Jerusalem - Tension is mounting in Israel as it awaits the publication of the Goldstone Commission’s report, which inquired into allegations directed against Israel relating to Operation Cast Lead in the Gaza Strip. The report is set to be published in the next few days.
The commission, headed by a South African judge, was established by the UN Human Rights Council in Geneva and is largely regarded as anti-Israel. Israel has refused to cooperate with the commission and argues that it has predicated much of its findings on false and biased information that it obtained from Hamas. There is concern that the findings will be quite harsh and serve as a basis for litigation against Israel for “war crimes”.
UN High Commissioner of Human Rights Navanethen Pillay, the South African judge, who hosted the anti-Israel Durban 2 conference last April, has already made clear her hope that the UN will ask The Hague to begin proceedings against Israel.

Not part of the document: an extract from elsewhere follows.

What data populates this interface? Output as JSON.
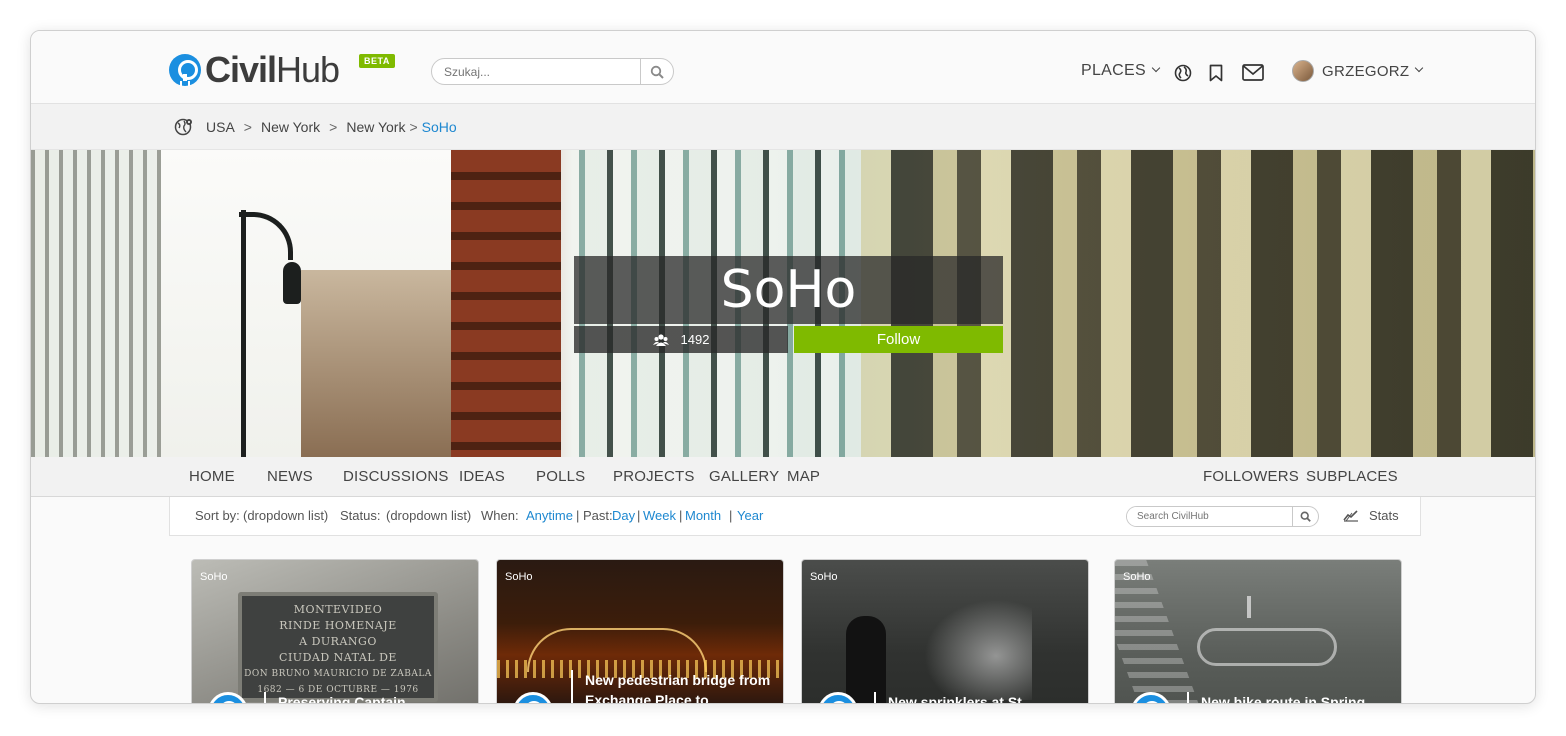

Pillay’s position is based on the Darfur precedent, since Israel has not ratified the international court’s charter and is not a member of it. The UN Security Council is authorized to order the start of litigation against countries that are not members of the court, and in the case of Darfur, the council did indeed instruct the court to start procedures against senior Sudanese officials for crimes against humanity, war crimes and genocide. She said she hoped that the UN Security Council would respond in kind if the Goldstone Commission found possible war crimes.
Meanwhile the current president of the UN Human Rights Council rejected the demand of the “UN Watch” that British jurist Christine Chinkin be disqualified from the Goldstone Commission. The group argued that statements and articles by Chinkin in which she accused Israel of war crimes even before the commission had begun its work, which indicated that she held a predetermined bias.
View the original article in the Philadelphia Bulletin